In the last edition of the Monday Morning Quarterback, a Purcellville, Va., doctor complained that government retirement systems encourage people to retire at 55 when they are in the prime of life. He said the public apparently isn't aware of this costly benefit, and he said his local golf course is crowded, even in midweek, with healthy, middle-aged federal retirees.
The doctor pointed out that Fairfax County recently tried to keep its 55-year-old school superintendent from retiring by offering him $157,000 a year -- half in salary and half in retirement benefits -- to stay on the job. "There is surely something wrong with a system that allows public servants to retire" that early, he wrote.
His comments produced lots of letters from angry retirees. Some said the doctor was stretching the facts by comparing the Fairfax situation to the federal retirement program. Others wondered what he was doing on the golf course with all those retirees. Here are some of the letters:
"If anything is 'wrong' it is the doctor's arithmetic. In order for a person to qualify for a retirement income of $75,000 at age 55 and assuming that he went to work for the federal government at age 18 he would need a high three-year salary average of slightly over $106,000. The government pay schedule and the Senior Executive schedule do not go anywhere near that high.
" . . . The doctor also cites that taxpayers earning $8 to $10 an hour are supporting federal retirees. Present federal employes are also supporting federal retirees. These same taxpayers are also supporting this doctor who can play golf with 'well to do' persons who are apparently posing, on the golf course at least, as high paid federal retirees." P.J.P, in Ocean City.
"I would like to find out from the doctor in Purcellville . . . how it is that I am not getting $75,000 a year. . . . I worked in government from 1941 to 1979, retired at 56 and still must work full time (at a non-federal job) to get by. It would be interesting to find out what the doctor expects to get at his retirement." S.P., in Greenbelt.

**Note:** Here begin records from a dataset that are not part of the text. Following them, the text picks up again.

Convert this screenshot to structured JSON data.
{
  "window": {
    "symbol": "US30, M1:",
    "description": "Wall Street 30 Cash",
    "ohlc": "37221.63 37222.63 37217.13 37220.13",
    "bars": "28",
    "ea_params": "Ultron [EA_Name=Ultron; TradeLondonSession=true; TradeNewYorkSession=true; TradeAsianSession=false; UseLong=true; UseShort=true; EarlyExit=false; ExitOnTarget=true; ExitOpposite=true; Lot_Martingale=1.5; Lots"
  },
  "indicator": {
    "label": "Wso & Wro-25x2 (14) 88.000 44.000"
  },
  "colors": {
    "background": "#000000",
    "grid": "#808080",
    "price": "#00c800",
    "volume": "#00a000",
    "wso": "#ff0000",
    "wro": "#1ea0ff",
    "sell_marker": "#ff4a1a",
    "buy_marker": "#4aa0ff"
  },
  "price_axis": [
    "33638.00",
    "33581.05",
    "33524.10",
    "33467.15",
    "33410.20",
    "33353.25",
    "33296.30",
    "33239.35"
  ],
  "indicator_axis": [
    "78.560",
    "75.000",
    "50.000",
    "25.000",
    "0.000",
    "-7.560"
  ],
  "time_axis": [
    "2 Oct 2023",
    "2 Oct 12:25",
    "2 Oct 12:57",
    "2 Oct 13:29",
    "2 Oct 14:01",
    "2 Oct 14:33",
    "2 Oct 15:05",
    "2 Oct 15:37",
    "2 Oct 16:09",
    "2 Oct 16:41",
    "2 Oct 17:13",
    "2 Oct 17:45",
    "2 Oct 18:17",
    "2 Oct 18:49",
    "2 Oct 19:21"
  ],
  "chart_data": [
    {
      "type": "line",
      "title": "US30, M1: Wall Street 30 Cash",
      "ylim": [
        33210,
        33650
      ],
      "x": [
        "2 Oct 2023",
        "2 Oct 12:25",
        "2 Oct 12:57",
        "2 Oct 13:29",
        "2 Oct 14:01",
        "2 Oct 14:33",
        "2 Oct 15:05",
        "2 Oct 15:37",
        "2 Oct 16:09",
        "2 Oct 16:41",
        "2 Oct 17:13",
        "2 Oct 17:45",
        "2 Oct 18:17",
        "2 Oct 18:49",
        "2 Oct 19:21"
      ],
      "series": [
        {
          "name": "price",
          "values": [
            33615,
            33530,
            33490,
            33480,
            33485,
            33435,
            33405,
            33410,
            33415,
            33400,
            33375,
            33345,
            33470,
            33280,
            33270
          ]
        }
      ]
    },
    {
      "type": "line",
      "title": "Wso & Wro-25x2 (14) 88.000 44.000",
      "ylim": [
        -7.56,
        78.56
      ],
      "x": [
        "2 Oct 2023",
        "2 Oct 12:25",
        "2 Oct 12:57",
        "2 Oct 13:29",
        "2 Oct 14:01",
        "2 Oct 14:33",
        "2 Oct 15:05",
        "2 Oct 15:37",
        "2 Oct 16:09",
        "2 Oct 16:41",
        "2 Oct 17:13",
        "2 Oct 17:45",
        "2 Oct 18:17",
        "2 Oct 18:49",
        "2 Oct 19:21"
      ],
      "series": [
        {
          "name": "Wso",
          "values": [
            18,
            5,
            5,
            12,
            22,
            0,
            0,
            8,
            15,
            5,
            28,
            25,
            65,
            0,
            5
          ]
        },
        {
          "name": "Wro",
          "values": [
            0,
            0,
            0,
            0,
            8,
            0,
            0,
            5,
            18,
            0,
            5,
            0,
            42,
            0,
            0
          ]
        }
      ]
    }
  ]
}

"Our hearts bleed for the doctor . . . whose weekday golf game is hampered by all those middle-aged and healthy government retirees cluttering up the course. But we hope he is more precise with the knife than he is with numbers!
"By juxtaposing the celebrated case of the Fairfax County school superintendent with government retirees in general, he seemed to be implying that many or most public service retirees get $75,000 a year.
"For a retired fed to get $75,000, his high three-year salary average would have to be $93,750 per year, which is off the scale. He would need to serve 41 years and 10 months to qualify for the maximum annuity -- 80 percent of salary.
"P.S. A friend of mine, who plays golf, tells me it's nearly impossible to get on the course on a Wednesday afternoon because the course is cluttered with doctors." L.J. Andolsek, President, National Association of Retired Federal Employees.
"The doctor had to be on the golf course himself to form the impression that it was crowded with 'middle-aged government workers'. . . . If he considers the term 'public servant' a mockery, he has not heard some of the terms people used to express their feelings (rightly or wrongly) about physicians." S.M.S., Carlisle, Pa.
"The Purcellville doctor who protested the 55-year-old retirement provision deserves some facts. . . . Someone retiring now, at top pay, with 42 years of service would receive $52,000 in annuity. . . . The average annuitant in 1982 was getting $12,500 a year." W.O.J., Washington, D.C.